→ What you are asked to do:
When the word "JSON" appears in a line of the data below, list that line.

Data excerpts below:

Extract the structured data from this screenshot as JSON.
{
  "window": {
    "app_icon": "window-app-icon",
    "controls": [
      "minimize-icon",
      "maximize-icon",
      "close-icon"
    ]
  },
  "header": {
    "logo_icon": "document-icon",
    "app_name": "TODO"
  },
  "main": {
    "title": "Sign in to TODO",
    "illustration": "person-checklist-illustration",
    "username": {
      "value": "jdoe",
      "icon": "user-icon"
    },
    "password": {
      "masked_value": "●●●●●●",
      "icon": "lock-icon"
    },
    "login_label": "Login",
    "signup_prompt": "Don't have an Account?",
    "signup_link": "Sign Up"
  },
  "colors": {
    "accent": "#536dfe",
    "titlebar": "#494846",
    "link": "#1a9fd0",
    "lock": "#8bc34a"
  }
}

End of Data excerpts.
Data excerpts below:

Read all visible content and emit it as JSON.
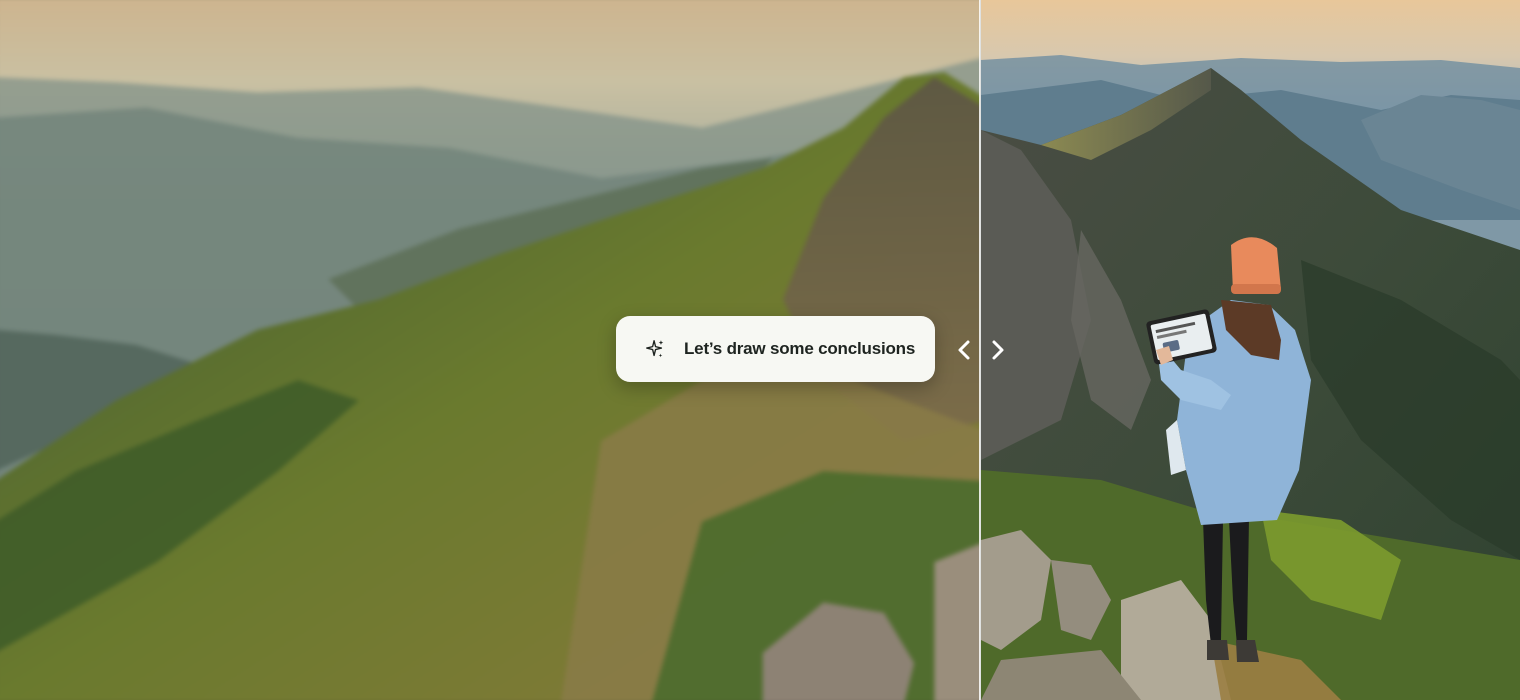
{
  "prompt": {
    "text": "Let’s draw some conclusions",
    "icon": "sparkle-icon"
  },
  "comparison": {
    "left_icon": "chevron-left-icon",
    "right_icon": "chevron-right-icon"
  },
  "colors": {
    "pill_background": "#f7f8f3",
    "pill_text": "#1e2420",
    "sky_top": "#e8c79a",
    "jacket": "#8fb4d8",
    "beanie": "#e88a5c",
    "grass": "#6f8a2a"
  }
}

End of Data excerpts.
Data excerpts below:

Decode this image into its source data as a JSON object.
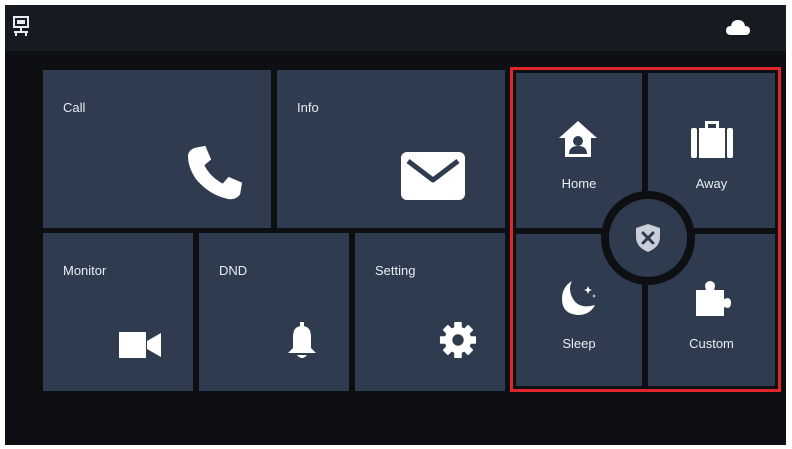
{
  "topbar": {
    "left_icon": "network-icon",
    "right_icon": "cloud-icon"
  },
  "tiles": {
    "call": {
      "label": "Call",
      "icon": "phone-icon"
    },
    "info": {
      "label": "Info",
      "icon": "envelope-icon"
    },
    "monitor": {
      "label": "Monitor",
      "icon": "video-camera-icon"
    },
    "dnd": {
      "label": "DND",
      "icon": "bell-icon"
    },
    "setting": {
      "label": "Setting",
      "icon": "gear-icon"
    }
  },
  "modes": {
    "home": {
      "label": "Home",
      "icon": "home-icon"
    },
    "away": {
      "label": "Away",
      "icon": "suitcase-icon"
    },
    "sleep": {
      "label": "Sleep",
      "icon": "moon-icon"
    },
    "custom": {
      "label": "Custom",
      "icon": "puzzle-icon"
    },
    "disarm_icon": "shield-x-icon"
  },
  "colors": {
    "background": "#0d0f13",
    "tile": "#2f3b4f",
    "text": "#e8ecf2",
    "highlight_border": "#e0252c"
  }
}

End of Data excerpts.

→ Written reply:
Extract the structured data from this screenshot as JSON.
Read all visible content and emit it as JSON.
Decode this image into its source data as a JSON object.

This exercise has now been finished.